A bit more than a week ago, Matt and I watched the final episode of Sarah Richardson’s latest show, Sarah Off The Grid. For those that don’t know, Sarah Richardson is a popular Canadian TV personality and designer.
She does beautiful work, and I was excited to see a new show from her. I was particularly excited because this series was all about her and her family building an “off-grid” house. The shows were mostly focused on decorating–that’s what Sarah’s known for mostly and I of course enjoyed seeing the beautiful spaces she created.
I was a bit disappointed that they didn’t share a lot of details on the off grid portion. In fact, I couldn’t find any photos of the barn with its solar array to include in this post (all photos are from HGTV).
What they did feature made me think about what it means to be off the grid.
For Sarah and her family, they were focused on being off the hydro grid. A large array of solar panels provides all of the power needed. Woodstoves and fireplaces supplement a heating system that runs on propane. They installed a well and septic system (drilling the well took a few tries as they had trouble finding enough water, and there was discussion of adding a cistern, but I’m not clear if they had to do that as well).
For me, when I think of off the grid, I tend to go all the way to self-sufficiency. In particular, avoiding fossil fuels. So I was a bit disappointed to see Sarah’s crew installing a giant propane tank.
I love at our farm that we generate power through our solar panels, we have no need for propane or oil thanks to our geothermal system, and our well and septic handle all of our water needs. We could be self-sufficient.

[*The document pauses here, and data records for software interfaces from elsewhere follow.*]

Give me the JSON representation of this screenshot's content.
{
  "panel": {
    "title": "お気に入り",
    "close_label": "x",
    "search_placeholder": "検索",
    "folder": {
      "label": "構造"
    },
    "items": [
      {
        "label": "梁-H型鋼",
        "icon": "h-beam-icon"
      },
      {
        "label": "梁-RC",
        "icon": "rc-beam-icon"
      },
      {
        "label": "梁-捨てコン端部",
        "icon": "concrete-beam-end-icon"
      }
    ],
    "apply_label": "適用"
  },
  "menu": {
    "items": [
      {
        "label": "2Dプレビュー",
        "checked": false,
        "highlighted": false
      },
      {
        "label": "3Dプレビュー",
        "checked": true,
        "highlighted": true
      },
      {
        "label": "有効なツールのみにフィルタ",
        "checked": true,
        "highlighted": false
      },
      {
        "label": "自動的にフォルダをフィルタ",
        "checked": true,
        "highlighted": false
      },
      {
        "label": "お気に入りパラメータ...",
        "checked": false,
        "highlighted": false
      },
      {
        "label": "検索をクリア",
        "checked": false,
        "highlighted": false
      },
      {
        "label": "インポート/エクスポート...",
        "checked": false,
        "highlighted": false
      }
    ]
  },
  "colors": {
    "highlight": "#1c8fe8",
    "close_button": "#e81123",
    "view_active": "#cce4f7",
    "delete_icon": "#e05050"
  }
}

We’re not self-sufficient because our solar panels are not off grid. They feed back into the grid, and we’re paid for the power we generate. We then draw the power we need for the house from the grid. Usage and production are completely separate. Batteries, and potentially more panels, would be needed if we wanted to disconnect from the provincial hydro system entirely (like Sarah was able to do).
I’m not sure why Sarah elected not to do geothermal. Perhaps the (small) amount of power required to run the system was too much for their solar panels, which also had to run the rest of the house. Perhaps it was a budget consideration. Perhaps the system required for her (giant) 5,000 square foot house would have been too difficult to set up.
They did take a number of steps to ensure their house is as energy efficient as possible from insulation to lighting to windows. Sarah’s husband Alex shares some of his tips in this video.
I was glad to see environmental impact considered throughout the build and the show. That’s a message I don’t often hear on other shows. I wish they had focused on it even more and explained more of their thought process about what off the grid means to them.
Tim at Design Maze posted recaps of each episode, including more beautiful photos.
What does off the grid mean to you? How are you minimizing your home’s impact on the environment? Did you watch Sarah Off The Grid? What did you think of the show?